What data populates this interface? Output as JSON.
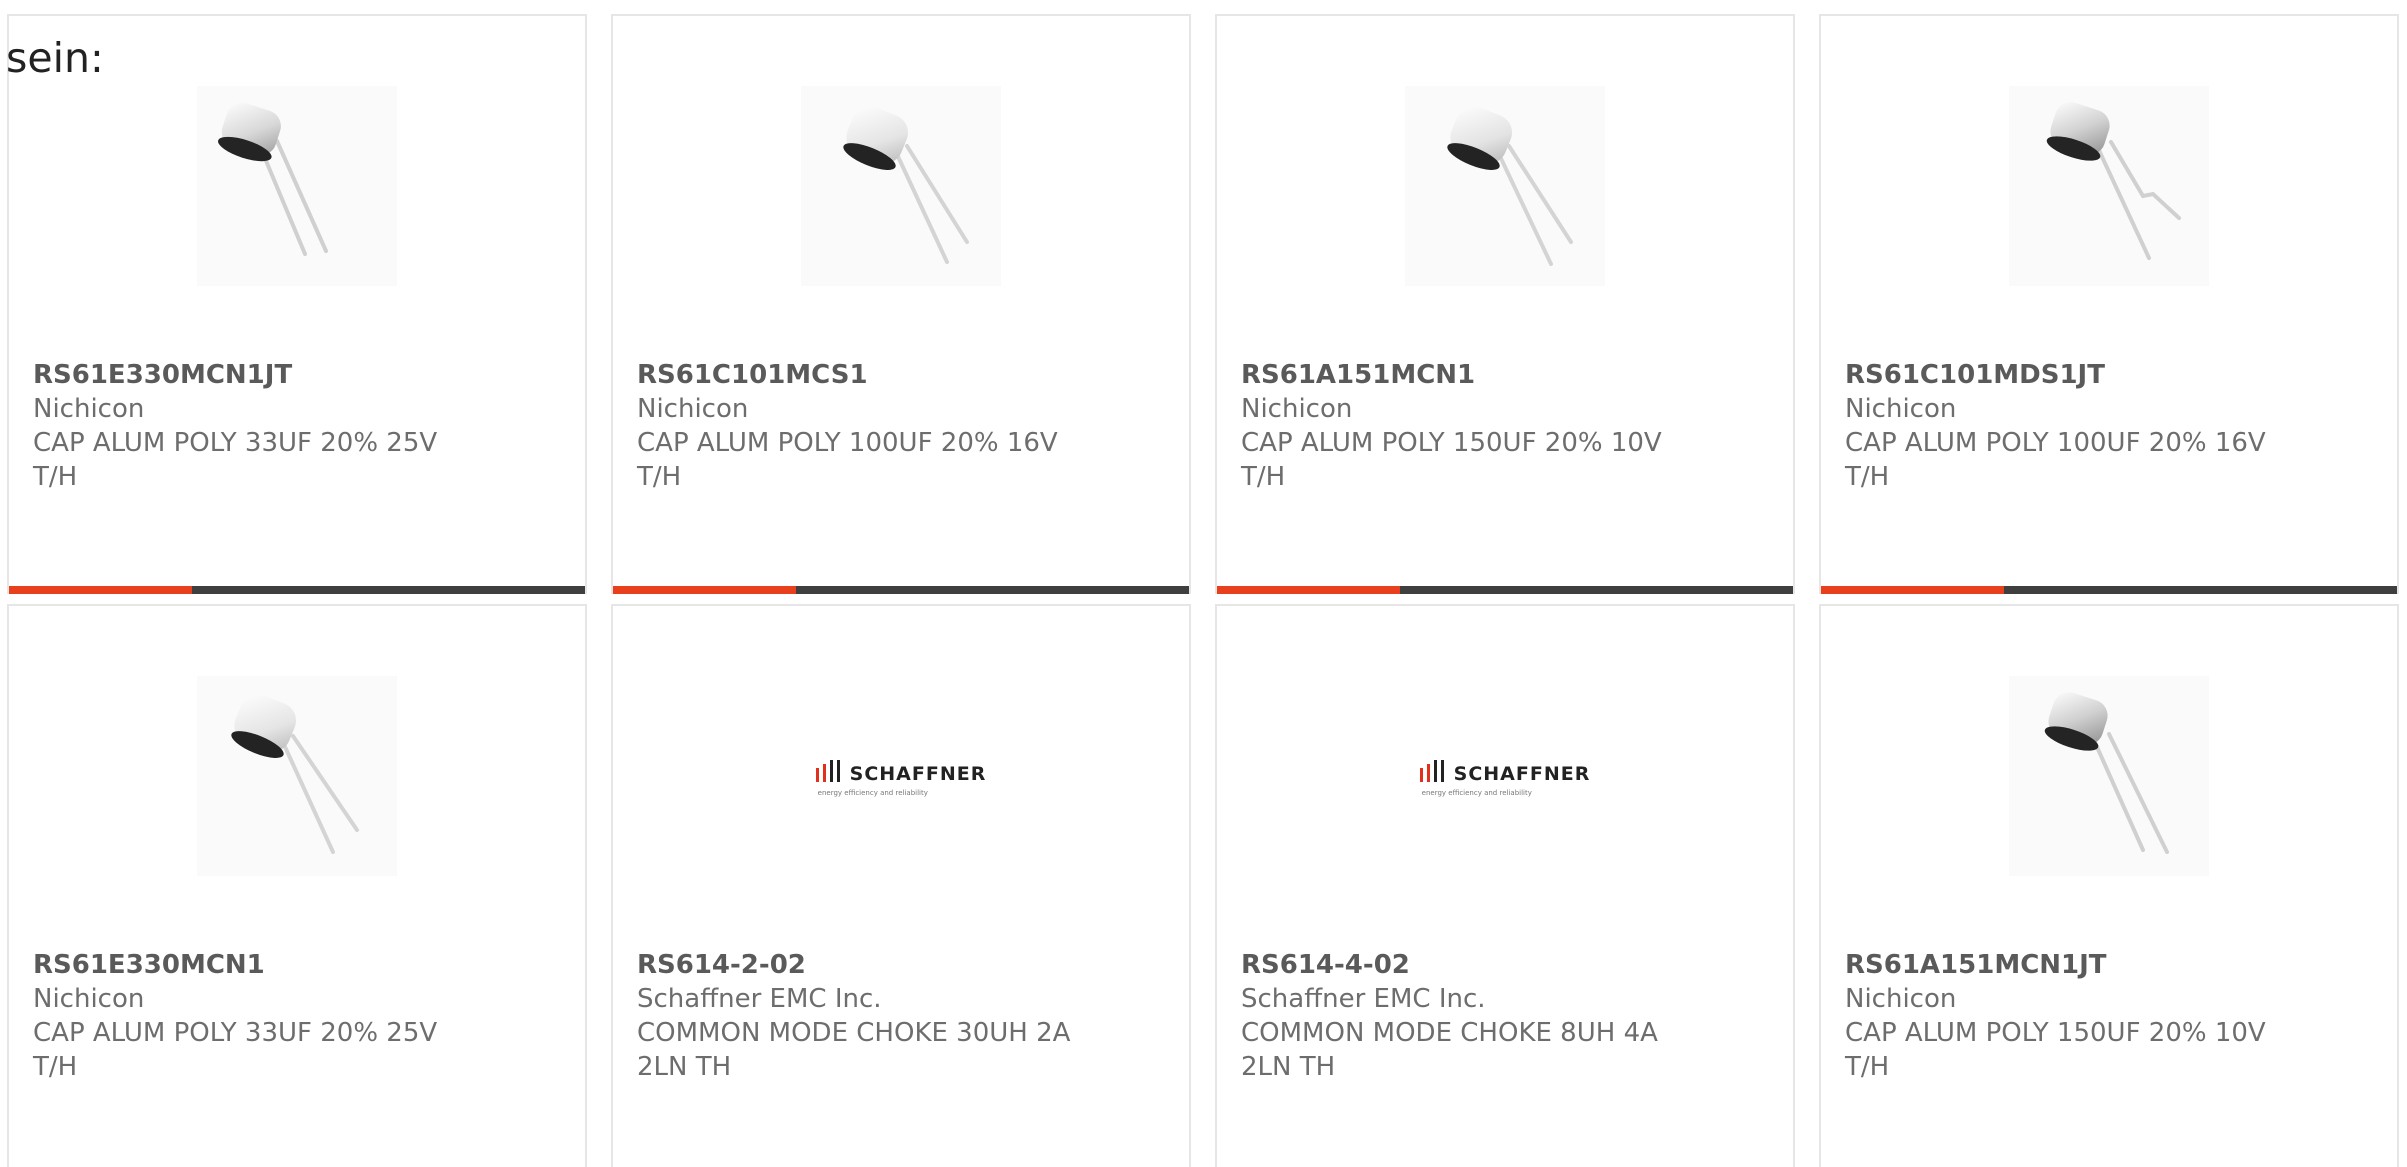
{
  "intro_text": "sein:",
  "products": [
    {
      "part": "RS61E330MCN1JT",
      "manufacturer": "Nichicon",
      "description": "CAP ALUM POLY 33UF 20% 25V T/H",
      "image": "capacitor-image"
    },
    {
      "part": "RS61C101MCS1",
      "manufacturer": "Nichicon",
      "description": "CAP ALUM POLY 100UF 20% 16V T/H",
      "image": "capacitor-image"
    },
    {
      "part": "RS61A151MCN1",
      "manufacturer": "Nichicon",
      "description": "CAP ALUM POLY 150UF 20% 10V T/H",
      "image": "capacitor-image"
    },
    {
      "part": "RS61C101MDS1JT",
      "manufacturer": "Nichicon",
      "description": "CAP ALUM POLY 100UF 20% 16V T/H",
      "image": "capacitor-image"
    },
    {
      "part": "RS61E330MCN1",
      "manufacturer": "Nichicon",
      "description": "CAP ALUM POLY 33UF 20% 25V T/H",
      "image": "capacitor-image"
    },
    {
      "part": "RS614-2-02",
      "manufacturer": "Schaffner EMC Inc.",
      "description": "COMMON MODE CHOKE 30UH 2A 2LN TH",
      "image": "schaffner-logo",
      "logo_text": "schaffner",
      "logo_tagline": "energy efficiency and reliability"
    },
    {
      "part": "RS614-4-02",
      "manufacturer": "Schaffner EMC Inc.",
      "description": "COMMON MODE CHOKE 8UH 4A 2LN TH",
      "image": "schaffner-logo",
      "logo_text": "schaffner",
      "logo_tagline": "energy efficiency and reliability"
    },
    {
      "part": "RS61A151MCN1JT",
      "manufacturer": "Nichicon",
      "description": "CAP ALUM POLY 150UF 20% 10V T/H",
      "image": "capacitor-image"
    }
  ],
  "colors": {
    "accent": "#e8401c",
    "bar": "#3f3f3f",
    "border": "#e6e6e6",
    "text": "#6d6d6d"
  }
}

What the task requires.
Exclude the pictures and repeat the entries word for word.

Task result.
What data populates this interface? Output as JSON.
{
  "intro_text": "sein:",
  "products": [
    {
      "part": "RS61E330MCN1JT",
      "manufacturer": "Nichicon",
      "description": "CAP ALUM POLY 33UF 20% 25V T/H",
      "image": "capacitor-image"
    },
    {
      "part": "RS61C101MCS1",
      "manufacturer": "Nichicon",
      "description": "CAP ALUM POLY 100UF 20% 16V T/H",
      "image": "capacitor-image"
    },
    {
      "part": "RS61A151MCN1",
      "manufacturer": "Nichicon",
      "description": "CAP ALUM POLY 150UF 20% 10V T/H",
      "image": "capacitor-image"
    },
    {
      "part": "RS61C101MDS1JT",
      "manufacturer": "Nichicon",
      "description": "CAP ALUM POLY 100UF 20% 16V T/H",
      "image": "capacitor-image"
    },
    {
      "part": "RS61E330MCN1",
      "manufacturer": "Nichicon",
      "description": "CAP ALUM POLY 33UF 20% 25V T/H",
      "image": "capacitor-image"
    },
    {
      "part": "RS614-2-02",
      "manufacturer": "Schaffner EMC Inc.",
      "description": "COMMON MODE CHOKE 30UH 2A 2LN TH",
      "image": "schaffner-logo",
      "logo_text": "schaffner",
      "logo_tagline": "energy efficiency and reliability"
    },
    {
      "part": "RS614-4-02",
      "manufacturer": "Schaffner EMC Inc.",
      "description": "COMMON MODE CHOKE 8UH 4A 2LN TH",
      "image": "schaffner-logo",
      "logo_text": "schaffner",
      "logo_tagline": "energy efficiency and reliability"
    },
    {
      "part": "RS61A151MCN1JT",
      "manufacturer": "Nichicon",
      "description": "CAP ALUM POLY 150UF 20% 10V T/H",
      "image": "capacitor-image"
    }
  ],
  "colors": {
    "accent": "#e8401c",
    "bar": "#3f3f3f",
    "border": "#e6e6e6",
    "text": "#6d6d6d"
  }
}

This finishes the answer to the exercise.